What you are asked to do:
Could you write out each entry exactly as it reads?

[Data records for software interfaces]
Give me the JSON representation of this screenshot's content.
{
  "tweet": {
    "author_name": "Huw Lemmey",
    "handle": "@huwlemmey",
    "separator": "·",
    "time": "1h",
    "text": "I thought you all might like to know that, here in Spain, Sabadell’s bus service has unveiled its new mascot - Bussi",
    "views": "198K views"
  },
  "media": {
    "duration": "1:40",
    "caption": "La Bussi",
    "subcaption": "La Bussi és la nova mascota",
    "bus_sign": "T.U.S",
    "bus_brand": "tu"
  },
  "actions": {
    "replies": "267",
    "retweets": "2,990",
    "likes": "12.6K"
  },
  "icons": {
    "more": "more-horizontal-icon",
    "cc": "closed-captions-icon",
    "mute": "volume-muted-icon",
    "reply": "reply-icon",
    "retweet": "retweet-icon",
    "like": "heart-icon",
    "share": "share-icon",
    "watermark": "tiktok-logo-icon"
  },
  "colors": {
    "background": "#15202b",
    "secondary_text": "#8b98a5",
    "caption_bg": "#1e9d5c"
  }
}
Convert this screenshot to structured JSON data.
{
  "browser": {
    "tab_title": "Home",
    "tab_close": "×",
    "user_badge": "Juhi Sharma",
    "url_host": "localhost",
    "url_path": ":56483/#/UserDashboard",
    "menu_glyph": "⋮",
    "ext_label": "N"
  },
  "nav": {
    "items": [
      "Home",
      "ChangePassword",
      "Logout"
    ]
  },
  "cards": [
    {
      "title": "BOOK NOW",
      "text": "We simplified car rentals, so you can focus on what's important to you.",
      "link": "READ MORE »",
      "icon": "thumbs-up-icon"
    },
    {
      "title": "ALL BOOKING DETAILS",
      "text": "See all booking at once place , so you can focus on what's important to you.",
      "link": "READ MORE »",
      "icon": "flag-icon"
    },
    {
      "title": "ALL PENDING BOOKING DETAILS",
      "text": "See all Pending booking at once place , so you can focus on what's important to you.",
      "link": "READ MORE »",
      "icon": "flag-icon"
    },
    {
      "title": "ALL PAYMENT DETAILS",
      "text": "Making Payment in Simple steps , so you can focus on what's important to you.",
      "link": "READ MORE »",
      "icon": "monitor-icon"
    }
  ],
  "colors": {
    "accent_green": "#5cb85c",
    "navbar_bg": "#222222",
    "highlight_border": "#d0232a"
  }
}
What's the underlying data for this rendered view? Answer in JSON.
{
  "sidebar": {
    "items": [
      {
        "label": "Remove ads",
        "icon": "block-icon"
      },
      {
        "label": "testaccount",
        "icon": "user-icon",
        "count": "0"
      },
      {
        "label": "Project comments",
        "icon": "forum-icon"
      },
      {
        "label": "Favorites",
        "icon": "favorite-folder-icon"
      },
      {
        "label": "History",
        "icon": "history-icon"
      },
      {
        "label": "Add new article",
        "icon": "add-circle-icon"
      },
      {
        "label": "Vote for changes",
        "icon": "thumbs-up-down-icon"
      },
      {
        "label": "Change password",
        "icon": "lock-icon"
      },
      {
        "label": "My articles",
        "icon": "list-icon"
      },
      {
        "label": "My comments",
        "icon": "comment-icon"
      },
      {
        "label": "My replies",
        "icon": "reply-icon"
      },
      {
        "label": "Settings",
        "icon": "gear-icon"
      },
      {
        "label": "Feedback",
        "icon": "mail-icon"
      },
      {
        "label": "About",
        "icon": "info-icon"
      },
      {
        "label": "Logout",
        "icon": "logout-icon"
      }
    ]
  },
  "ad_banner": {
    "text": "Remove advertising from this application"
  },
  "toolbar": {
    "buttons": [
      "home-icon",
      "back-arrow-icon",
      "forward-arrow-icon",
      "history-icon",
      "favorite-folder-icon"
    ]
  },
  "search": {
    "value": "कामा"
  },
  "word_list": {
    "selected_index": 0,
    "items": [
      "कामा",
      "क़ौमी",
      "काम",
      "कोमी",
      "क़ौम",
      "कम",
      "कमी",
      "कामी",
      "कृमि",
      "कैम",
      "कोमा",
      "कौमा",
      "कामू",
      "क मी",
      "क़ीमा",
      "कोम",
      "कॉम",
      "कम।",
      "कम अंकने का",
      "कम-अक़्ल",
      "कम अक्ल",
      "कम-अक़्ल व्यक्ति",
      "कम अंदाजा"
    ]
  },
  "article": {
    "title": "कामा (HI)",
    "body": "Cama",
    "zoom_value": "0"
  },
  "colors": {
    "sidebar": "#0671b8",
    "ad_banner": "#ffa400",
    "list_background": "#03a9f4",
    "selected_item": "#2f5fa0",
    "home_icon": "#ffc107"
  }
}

Answer space:
Give me the JSON representation of this screenshot's content.
{
  "tweet": {
    "author_name": "Huw Lemmey",
    "handle": "@huwlemmey",
    "separator": "·",
    "time": "1h",
    "text": "I thought you all might like to know that, here in Spain, Sabadell’s bus service has unveiled its new mascot - Bussi",
    "views": "198K views"
  },
  "media": {
    "duration": "1:40",
    "caption": "La Bussi",
    "subcaption": "La Bussi és la nova mascota",
    "bus_sign": "T.U.S",
    "bus_brand": "tu"
  },
  "actions": {
    "replies": "267",
    "retweets": "2,990",
    "likes": "12.6K"
  },
  "icons": {
    "more": "more-horizontal-icon",
    "cc": "closed-captions-icon",
    "mute": "volume-muted-icon",
    "reply": "reply-icon",
    "retweet": "retweet-icon",
    "like": "heart-icon",
    "share": "share-icon",
    "watermark": "tiktok-logo-icon"
  },
  "colors": {
    "background": "#15202b",
    "secondary_text": "#8b98a5",
    "caption_bg": "#1e9d5c"
  }
}
Convert this screenshot to structured JSON data.
{
  "browser": {
    "tab_title": "Home",
    "tab_close": "×",
    "user_badge": "Juhi Sharma",
    "url_host": "localhost",
    "url_path": ":56483/#/UserDashboard",
    "menu_glyph": "⋮",
    "ext_label": "N"
  },
  "nav": {
    "items": [
      "Home",
      "ChangePassword",
      "Logout"
    ]
  },
  "cards": [
    {
      "title": "BOOK NOW",
      "text": "We simplified car rentals, so you can focus on what's important to you.",
      "link": "READ MORE »",
      "icon": "thumbs-up-icon"
    },
    {
      "title": "ALL BOOKING DETAILS",
      "text": "See all booking at once place , so you can focus on what's important to you.",
      "link": "READ MORE »",
      "icon": "flag-icon"
    },
    {
      "title": "ALL PENDING BOOKING DETAILS",
      "text": "See all Pending booking at once place , so you can focus on what's important to you.",
      "link": "READ MORE »",
      "icon": "flag-icon"
    },
    {
      "title": "ALL PAYMENT DETAILS",
      "text": "Making Payment in Simple steps , so you can focus on what's important to you.",
      "link": "READ MORE »",
      "icon": "monitor-icon"
    }
  ],
  "colors": {
    "accent_green": "#5cb85c",
    "navbar_bg": "#222222",
    "highlight_border": "#d0232a"
  }
}
What's the underlying data for this rendered view? Answer in JSON.
{
  "sidebar": {
    "items": [
      {
        "label": "Remove ads",
        "icon": "block-icon"
      },
      {
        "label": "testaccount",
        "icon": "user-icon",
        "count": "0"
      },
      {
        "label": "Project comments",
        "icon": "forum-icon"
      },
      {
        "label": "Favorites",
        "icon": "favorite-folder-icon"
      },
      {
        "label": "History",
        "icon": "history-icon"
      },
      {
        "label": "Add new article",
        "icon": "add-circle-icon"
      },
      {
        "label": "Vote for changes",
        "icon": "thumbs-up-down-icon"
      },
      {
        "label": "Change password",
        "icon": "lock-icon"
      },
      {
        "label": "My articles",
        "icon": "list-icon"
      },
      {
        "label": "My comments",
        "icon": "comment-icon"
      },
      {
        "label": "My replies",
        "icon": "reply-icon"
      },
      {
        "label": "Settings",
        "icon": "gear-icon"
      },
      {
        "label": "Feedback",
        "icon": "mail-icon"
      },
      {
        "label": "About",
        "icon": "info-icon"
      },
      {
        "label": "Logout",
        "icon": "logout-icon"
      }
    ]
  },
  "ad_banner": {
    "text": "Remove advertising from this application"
  },
  "toolbar": {
    "buttons": [
      "home-icon",
      "back-arrow-icon",
      "forward-arrow-icon",
      "history-icon",
      "favorite-folder-icon"
    ]
  },
  "search": {
    "value": "कामा"
  },
  "word_list": {
    "selected_index": 0,
    "items": [
      "कामा",
      "क़ौमी",
      "काम",
      "कोमी",
      "क़ौम",
      "कम",
      "कमी",
      "कामी",
      "कृमि",
      "कैम",
      "कोमा",
      "कौमा",
      "कामू",
      "क मी",
      "क़ीमा",
      "कोम",
      "कॉम",
      "कम।",
      "कम अंकने का",
      "कम-अक़्ल",
      "कम अक्ल",
      "कम-अक़्ल व्यक्ति",
      "कम अंदाजा"
    ]
  },
  "article": {
    "title": "कामा (HI)",
    "body": "Cama",
    "zoom_value": "0"
  },
  "colors": {
    "sidebar": "#0671b8",
    "ad_banner": "#ffa400",
    "list_background": "#03a9f4",
    "selected_item": "#2f5fa0",
    "home_icon": "#ffc107"
  }
}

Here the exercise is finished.